Who are these toxic, arrogant, lowlife people and how do we make sure we start a new country separate from their stupid bizarro world?

They can bicker amongst themselves elsewhere separate from a US that respects the rule of law and doesn’t actively aggravate hostilities to make a bad situation worse. Do they not realize their culpability in Floyd’s death? It’s unlikely that Floyd survives even if he is rushed to the hospital immediately, but in the event that he could be, fat fuck fireball and mma dwarf from bad santa are as culpable as any other officer in that scenario for deliberately sewing chaos and hostility.

TheOldZombie | April 4, 2021 at 8:09 pm

“The state’s offering of that same video footage as Exhibit 47 cuts off immediately prior to Chauvin ordering Lane to jump into the ambulance to provide this medical assistance.”

I know if I was a juror and the state showed me video evidence that got cut off and than later the defense showed the rest of the video evidence and I saw and heard Chauvin tell another officer to get in and help Floyd I’d be hard pressed to believe the state on any other matter.

HImmanuelson | April 4, 2021 at 9:46 pm

> For video evidence to be admissible in court there must first be an evidentiary foundation established, definitely tying the video footage to the event in question.

Andrew, does this mean dashcam video from my car if someone hits the car and runs isn’t admissible in court?

    Flatworm in reply to HImmanuelson. | April 5, 2021 at 5:59 am

    I’m pretty sure it means you would have to testify that the footage came from your dashcam, showing the time and place in question, etc.

Will the jury watch the full videos? With careful attention and transcripts?

So Im curious, does anyone believe this is how it went down: DC et. al. see GF is out of control (evidenced by back of car insanity and breaking his nose) and decide that he’s a big guy and must be held down in light of location (active roadway). After 5-6 minutes DC probably realizes the guys dead or unconscious but does not do anything bc to do so would validate curb experts and probably result in a rush by them on him and other officers. Decides to wait for ambulance (side note, what took them so long?!?!?)

    Char Char Binks in reply to Joeybags4. | April 5, 2021 at 11:12 am

    That’s a reasonable narrative, but unproven.

    I’d like to see DC testify, and explain his reasoning. He has no duty to do so, for sure,, and it may be ordinarily inadvisable, but maybe it’s what he needs to do in this case.

    Nelson can speak for him, of course, but maybe this jury needs to hear directly from DC It’s unfortunate, and unfair, but it may be reality.

      Joeybags4 in reply to Char Char Binks. | April 5, 2021 at 11:28 am
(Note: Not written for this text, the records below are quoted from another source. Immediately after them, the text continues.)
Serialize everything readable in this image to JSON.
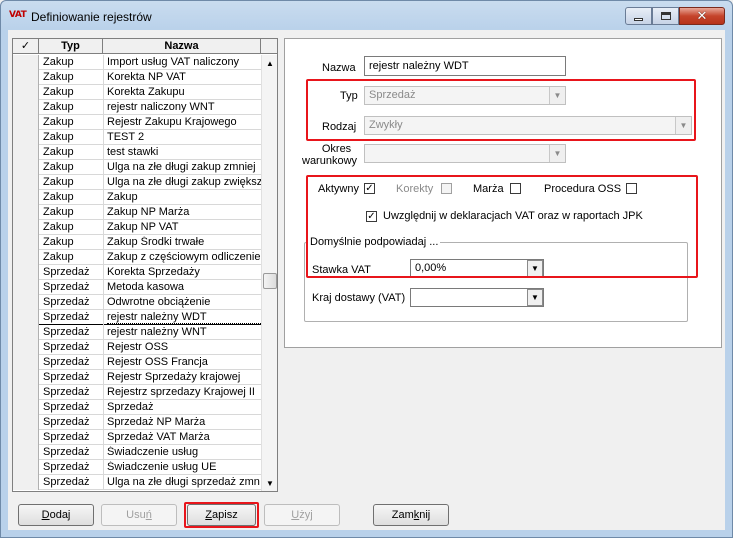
{
  "window": {
    "title": "Definiowanie rejestrów",
    "app_icon_text": "VAT"
  },
  "grid": {
    "header_check": "✓",
    "header_typ": "Typ",
    "header_nazwa": "Nazwa",
    "rows": [
      {
        "typ": "Zakup",
        "nazwa": "Import usług VAT naliczony"
      },
      {
        "typ": "Zakup",
        "nazwa": "Korekta NP VAT"
      },
      {
        "typ": "Zakup",
        "nazwa": "Korekta Zakupu"
      },
      {
        "typ": "Zakup",
        "nazwa": "rejestr naliczony WNT"
      },
      {
        "typ": "Zakup",
        "nazwa": "Rejestr Zakupu Krajowego"
      },
      {
        "typ": "Zakup",
        "nazwa": "TEST 2"
      },
      {
        "typ": "Zakup",
        "nazwa": "test stawki"
      },
      {
        "typ": "Zakup",
        "nazwa": "Ulga na złe długi zakup zmniej"
      },
      {
        "typ": "Zakup",
        "nazwa": "Ulga na złe długi zakup zwiększ"
      },
      {
        "typ": "Zakup",
        "nazwa": "Zakup"
      },
      {
        "typ": "Zakup",
        "nazwa": "Zakup NP Marża"
      },
      {
        "typ": "Zakup",
        "nazwa": "Zakup NP VAT"
      },
      {
        "typ": "Zakup",
        "nazwa": "Zakup Środki trwałe"
      },
      {
        "typ": "Zakup",
        "nazwa": "Zakup z częściowym odliczenie"
      },
      {
        "typ": "Sprzedaż",
        "nazwa": "Korekta Sprzedaży"
      },
      {
        "typ": "Sprzedaż",
        "nazwa": "Metoda kasowa"
      },
      {
        "typ": "Sprzedaż",
        "nazwa": "Odwrotne obciążenie"
      },
      {
        "typ": "Sprzedaż",
        "nazwa": "rejestr należny WDT"
      },
      {
        "typ": "Sprzedaż",
        "nazwa": "rejestr należny WNT"
      },
      {
        "typ": "Sprzedaż",
        "nazwa": "Rejestr OSS"
      },
      {
        "typ": "Sprzedaż",
        "nazwa": "Rejestr OSS Francja"
      },
      {
        "typ": "Sprzedaż",
        "nazwa": "Rejestr Sprzedaży krajowej"
      },
      {
        "typ": "Sprzedaż",
        "nazwa": "Rejestrz sprzedazy Krajowej II"
      },
      {
        "typ": "Sprzedaż",
        "nazwa": "Sprzedaż"
      },
      {
        "typ": "Sprzedaż",
        "nazwa": "Sprzedaż NP Marża"
      },
      {
        "typ": "Sprzedaż",
        "nazwa": "Sprzedaż VAT Marża"
      },
      {
        "typ": "Sprzedaż",
        "nazwa": "Świadczenie usług"
      },
      {
        "typ": "Sprzedaż",
        "nazwa": "Świadczenie usług UE"
      },
      {
        "typ": "Sprzedaż",
        "nazwa": "Ulga na złe długi sprzedaż zmn"
      }
    ],
    "selected_index": 17
  },
  "form": {
    "nazwa_label": "Nazwa",
    "nazwa_value": "rejestr należny WDT",
    "typ_label": "Typ",
    "typ_value": "Sprzedaż",
    "rodzaj_label": "Rodzaj",
    "rodzaj_value": "Zwykły",
    "okres_label_1": "Okres",
    "okres_label_2": "warunkowy",
    "okres_value": "",
    "aktywny_label": "Aktywny",
    "aktywny_checked": "✓",
    "korekty_label": "Korekty",
    "marza_label": "Marża",
    "oss_label": "Procedura OSS",
    "uwzglednij_label": "Uwzględnij w deklaracjach VAT oraz w raportach JPK",
    "uwzglednij_checked": "✓",
    "group_title": "Domyślnie podpowiadaj ...",
    "stawka_label": "Stawka VAT",
    "stawka_value": "0,00%",
    "kraj_label": "Kraj dostawy (VAT)",
    "kraj_value": ""
  },
  "buttons": {
    "dodaj_u": "D",
    "dodaj_rest": "odaj",
    "usun_pre": "Usu",
    "usun_u": "ń",
    "zapisz_u": "Z",
    "zapisz_rest": "apisz",
    "uzyj_u": "U",
    "uzyj_rest": "żyj",
    "zamknij_pre": "Zam",
    "zamknij_u": "k",
    "zamknij_rest": "nij"
  },
  "colors": {
    "highlight_red": "#e8151b",
    "title_icon_red": "#c00000"
  }
}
      I agree. I think its his best bet. The truth will set you free. I am unconvinced that he is guilty BRD of wanting to kill GF. I also dont think State has proven his knee was cause of death. Not one of the LE officers acted with malice IMHO.

        Char Char Binks in reply to Joeybags4. | April 5, 2021 at 12:45 pm


        I wasn’t expecting to get any agreement on this, and I’m not even fully onboard with it myself. The idea just occurred to me, and it seems like DC has to do SOMETHING to work against the stacked deck, but nothing foolish, of course.